City Hall committee appointed to assist in spending millions on land buys
A City Hall committee has been appointed to assist as Park City leaders decide how to spend what is expected to be millions of dollars on conservation purchases in the coming years, agreeing on a combination of representatives from civic groups, regular Parkites and municipal figures.
The Park City Council at a recent meeting made the appointments to the fourth iteration of a panel known as the Citizens Open Space Advisory Committee. The panel’s chief role is considering conservation purchases and then making recommendations to the elected officials.
The open space committee, frequently referred to in City Hall circles by the acronym COSAC, conducts much of its business in closed-door meetings. State law allows a government body to meet in closed sessions when land buys are considered. The thinking is a government body would not want parcels and prices discussed openly since others in the market would have those details as they are crafting offers for the same land.
The combination of civic groups and Parkites closely resembles the makeup of the past open space committees seated in Park City. Leaders have used a panel like the one recently named since the late 1990s, the first time voters in Park City approved a ballot measure to raise funds for conservation purchases.
The people appointed representing civic groups and City Hall panels that have standing spots on the open space committee are:
Five other people were appointed as at-large members of the panel.
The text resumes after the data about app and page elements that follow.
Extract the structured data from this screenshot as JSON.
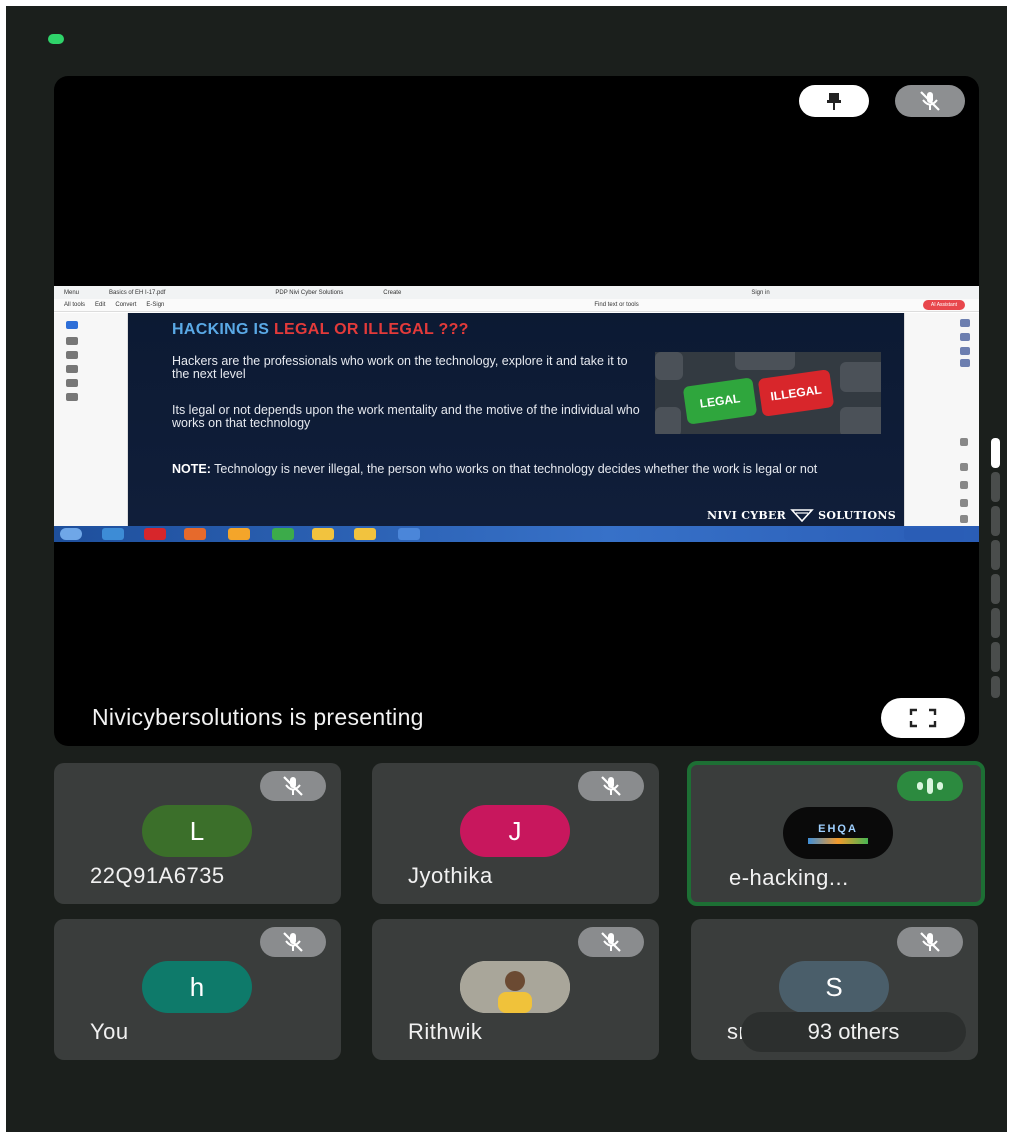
{
  "stage": {
    "presenting_text": "Nivicybersolutions is presenting",
    "pin_icon": "pin-icon",
    "mic_off_icon": "mic-off-icon",
    "fullscreen_icon": "fullscreen-icon"
  },
  "shared_window": {
    "tabs": [
      "Menu",
      "Basics of EH I-17.pdf",
      "PDP Nivi Cyber Solutions",
      "Create",
      "Sign in"
    ],
    "toolbar": [
      "All tools",
      "Edit",
      "Convert",
      "E-Sign",
      "Find text or tools"
    ],
    "ai_label": "AI Assistant",
    "slide": {
      "title_part1": "HACKING IS ",
      "title_part2": "LEGAL OR ILLEGAL ???",
      "para1": "Hackers are the professionals who work on the technology, explore it and take it to the next level",
      "para2": "Its legal or not depends upon the work mentality and the motive of the individual who works on that technology",
      "note_label": "NOTE:",
      "note_text": " Technology is never illegal, the person who works on that technology decides whether the work is legal or not",
      "image_key_legal": "LEGAL",
      "image_key_illegal": "ILLEGAL",
      "brand_left": "NIVI CYBER",
      "brand_right": "SOLUTIONS"
    }
  },
  "participants": [
    {
      "name": "22Q91A6735",
      "initial": "L",
      "avatar_color": "#3b6f2a",
      "state": "muted"
    },
    {
      "name": "Jyothika",
      "initial": "J",
      "avatar_color": "#c8175d",
      "state": "muted"
    },
    {
      "name": "e-hacking...",
      "initial": "",
      "logo_text": "EHQA",
      "state": "speaking"
    },
    {
      "name": "You",
      "initial": "h",
      "avatar_color": "#0e7a6a",
      "state": "muted"
    },
    {
      "name": "Rithwik",
      "initial": "",
      "state": "muted"
    },
    {
      "name": "sra",
      "initial": "S",
      "avatar_color": "#4a5e6a",
      "state": "muted",
      "others_label": "93 others"
    }
  ]
}
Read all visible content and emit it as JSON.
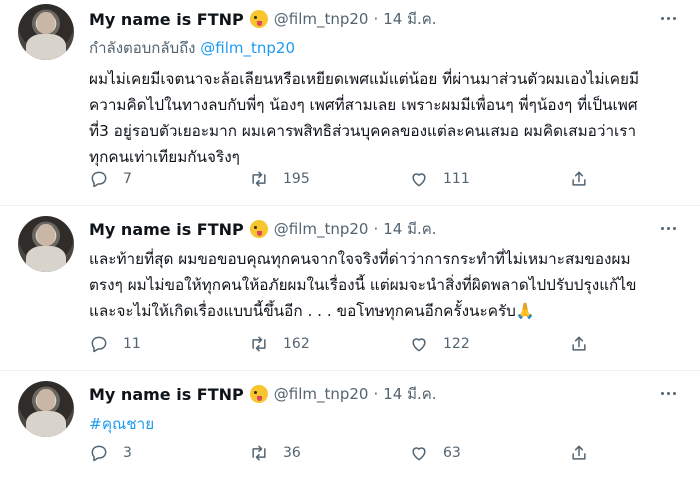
{
  "tweets": [
    {
      "name": "My name is FTNP",
      "handle": "@film_tnp20",
      "sep": "·",
      "date": "14 มี.ค.",
      "reply_prefix": "กำลังตอบกลับถึง",
      "reply_handle": "@film_tnp20",
      "text": "ผมไม่เคยมีเจตนาจะล้อเลียนหรือเหยียดเพศแม้แต่น้อย ที่ผ่านมาส่วนตัวผมเองไม่เคยมีความคิดไปในทางลบกับพี่ๆ น้องๆ เพศที่สามเลย เพราะผมมีเพื่อนๆ พี่ๆน้องๆ ที่เป็นเพศที่3 อยู่รอบตัวเยอะมาก ผมเคารพสิทธิส่วนบุคคลของแต่ละคนเสมอ ผมคิดเสมอว่าเราทุกคนเท่าเทียมกันจริงๆ",
      "replies": "7",
      "retweets": "195",
      "likes": "111"
    },
    {
      "name": "My name is FTNP",
      "handle": "@film_tnp20",
      "sep": "·",
      "date": "14 มี.ค.",
      "text": "และท้ายที่สุด ผมขอขอบคุณทุกคนจากใจจริงที่ด่าว่าการกระทำที่ไม่เหมาะสมของผมตรงๆ ผมไม่ขอให้ทุกคนให้อภัยผมในเรื่องนี้ แต่ผมจะนำสิ่งที่ผิดพลาดไปปรับปรุงแก้ไขและจะไม่ให้เกิดเรื่องแบบนี้ขึ้นอีก . . . ขอโทษทุกคนอีกครั้งนะครับ🙏",
      "replies": "11",
      "retweets": "162",
      "likes": "122"
    },
    {
      "name": "My name is FTNP",
      "handle": "@film_tnp20",
      "sep": "·",
      "date": "14 มี.ค.",
      "text": "#คุณชาย",
      "replies": "3",
      "retweets": "36",
      "likes": "63"
    }
  ],
  "icons": {
    "emoji": "winking-tongue-emoji-icon",
    "more": "more-horizontal-icon",
    "reply": "reply-icon",
    "retweet": "retweet-icon",
    "like": "heart-icon",
    "share": "share-icon"
  },
  "colors": {
    "link": "#1d9bf0",
    "muted": "#536471",
    "text": "#0f1419"
  }
}
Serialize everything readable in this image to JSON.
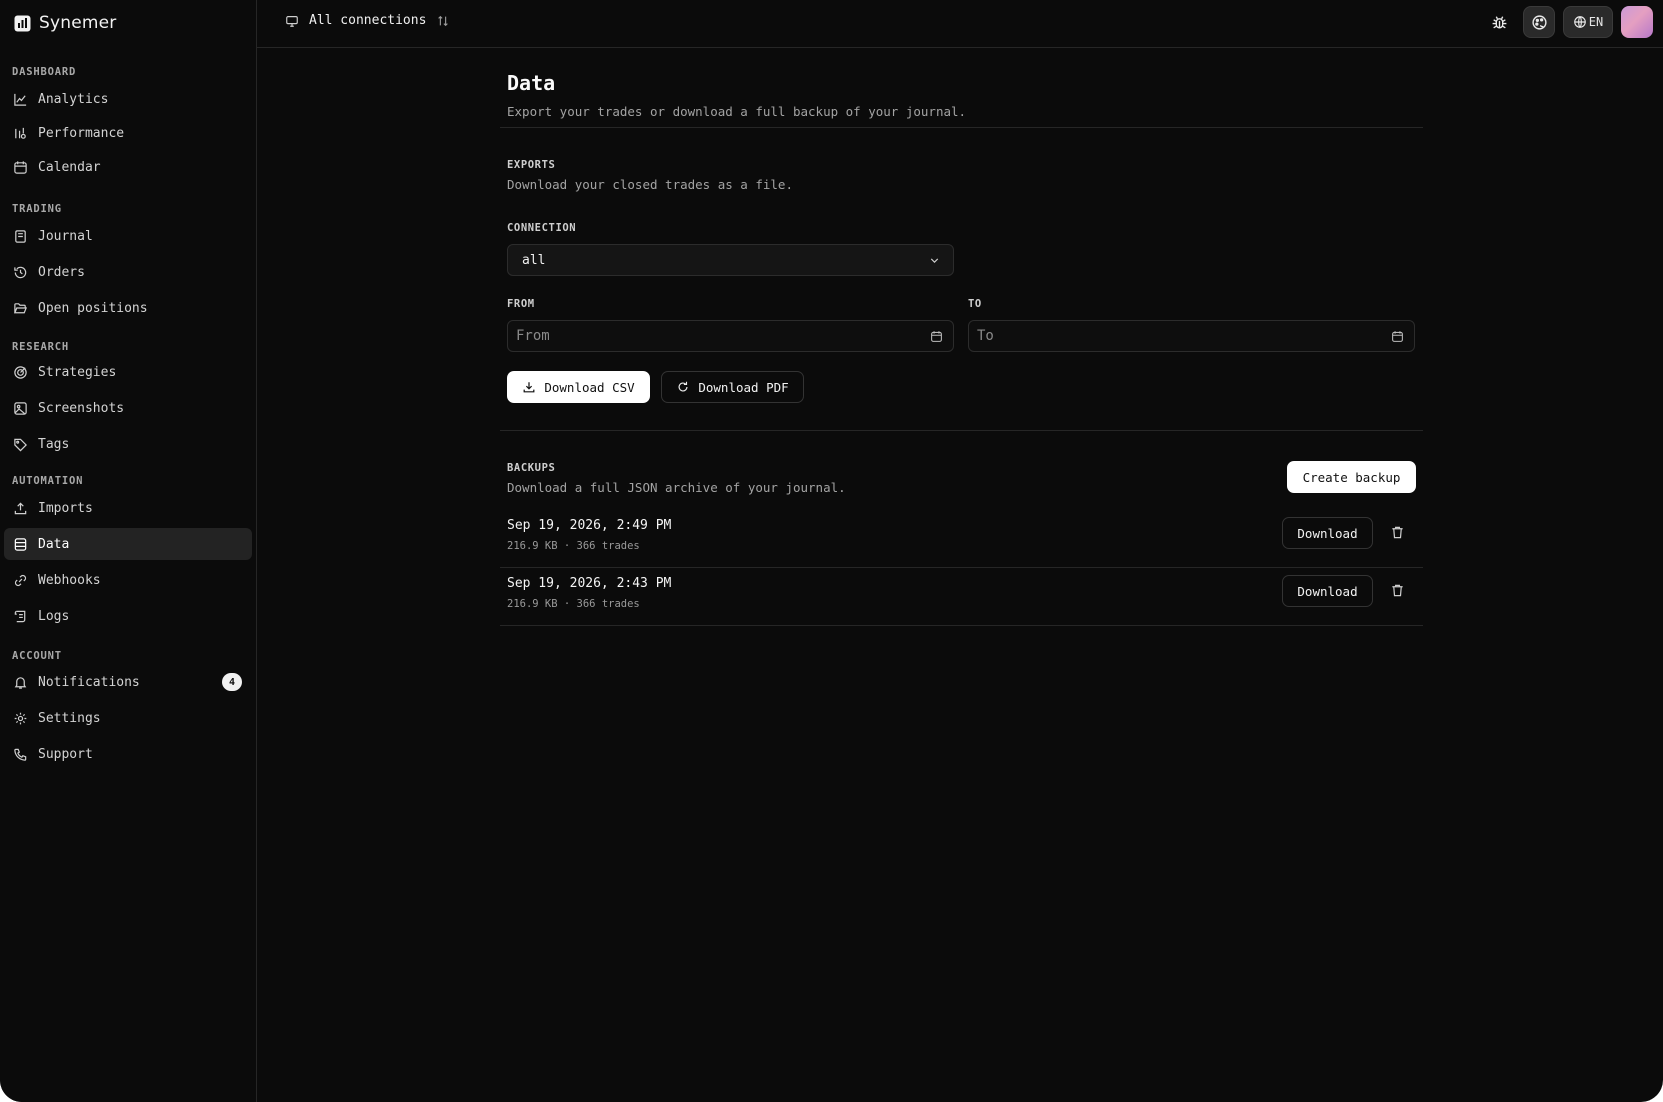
{
  "brand": {
    "name": "Synemer"
  },
  "sidebar": {
    "groups": [
      {
        "label": "DASHBOARD",
        "items": [
          {
            "label": "Analytics",
            "icon": "chart-line-icon"
          },
          {
            "label": "Performance",
            "icon": "performance-icon"
          },
          {
            "label": "Calendar",
            "icon": "calendar-icon"
          }
        ]
      },
      {
        "label": "TRADING",
        "items": [
          {
            "label": "Journal",
            "icon": "journal-icon"
          },
          {
            "label": "Orders",
            "icon": "history-icon"
          },
          {
            "label": "Open positions",
            "icon": "folder-open-icon"
          }
        ]
      },
      {
        "label": "RESEARCH",
        "items": [
          {
            "label": "Strategies",
            "icon": "target-icon"
          },
          {
            "label": "Screenshots",
            "icon": "image-icon"
          },
          {
            "label": "Tags",
            "icon": "tag-icon"
          }
        ]
      },
      {
        "label": "AUTOMATION",
        "items": [
          {
            "label": "Imports",
            "icon": "upload-icon"
          },
          {
            "label": "Data",
            "icon": "database-icon",
            "active": true
          },
          {
            "label": "Webhooks",
            "icon": "link-icon"
          },
          {
            "label": "Logs",
            "icon": "scroll-icon"
          }
        ]
      },
      {
        "label": "ACCOUNT",
        "items": [
          {
            "label": "Notifications",
            "icon": "bell-icon",
            "badge": "4"
          },
          {
            "label": "Settings",
            "icon": "gear-icon"
          },
          {
            "label": "Support",
            "icon": "phone-icon"
          }
        ]
      }
    ]
  },
  "topbar": {
    "connection_label": "All connections",
    "language": "EN"
  },
  "page": {
    "title": "Data",
    "subtitle": "Export your trades or download a full backup of your journal."
  },
  "exports": {
    "label": "EXPORTS",
    "description": "Download your closed trades as a file.",
    "connection_label": "CONNECTION",
    "connection_value": "all",
    "from_label": "FROM",
    "from_placeholder": "From",
    "to_label": "TO",
    "to_placeholder": "To",
    "csv_button": "Download CSV",
    "pdf_button": "Download PDF"
  },
  "backups": {
    "label": "BACKUPS",
    "description": "Download a full JSON archive of your journal.",
    "create_button": "Create backup",
    "download_label": "Download",
    "items": [
      {
        "date": "Sep 19, 2026, 2:49 PM",
        "meta": "216.9 KB · 366 trades"
      },
      {
        "date": "Sep 19, 2026, 2:43 PM",
        "meta": "216.9 KB · 366 trades"
      }
    ]
  },
  "colors": {
    "background": "#0b0b0b",
    "border": "#262626",
    "active_nav": "#232323",
    "text_primary": "#f2f2f2",
    "text_muted": "#a3a3a3"
  }
}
They are: Tim Henney, Cara Goodman, Meg Ryan, Jim Doilney and Judy Hanley. The City Council also named a list alternates from the civic groups, the City Hall panels and the at-large members.
The City Council did not discuss the appointments extensively before they were approved. Park City early in the year accepted applications from people seeking the at-large spots and nomination from the groups with standing spots. Terms are for three years. The first meeting of the committee has not been scheduled.
The appointments were made three months after Park City voters approved a slight increase to a portion of the overall sales tax charged in Park City. The increase was approved with a little less than 59 percent of the voters casting ballots in favor of the measure.
The portion of the sales tax that will increase is known as the resort communities sales and use tax. The voters agreed to an increase from 1.1 percent to 1.6 percent. City Hall has said the increase will amount to another 50 cents in sales taxes on a $100 purchase. The increased rate will be collected starting on April 1. The tax is paid on all purchases inside Park City except those of unprepared foods, typically those sold at grocery stores.
City Hall plans to spend the money raised through the increase on conservation purchases, improvements along Main Street and upgrades to Old Town streets and storm drains.
Officials anticipate raising $15 million for conservation purchases in the first five years the higher tax rate is in effect. The $15 million would come from a combination of cash and bonds issued against future sales tax revenues.
It is not known what sort of parcels might be available for conservation purchases. In the early years of City Hall’s well-regarded conservation program, officials successfully negotiated deals for large tracts of land along the S.R. 224 entryway and in Round Valley. Leaders have said for some time, though, that it has become more difficult to negotiate deals for expansive parcels as land values have increased.
Rachelle Flinn hopes to expand access to family planning and women’s health care, among other policy upgrades, as she takes the reins of the People’s Health Clinic.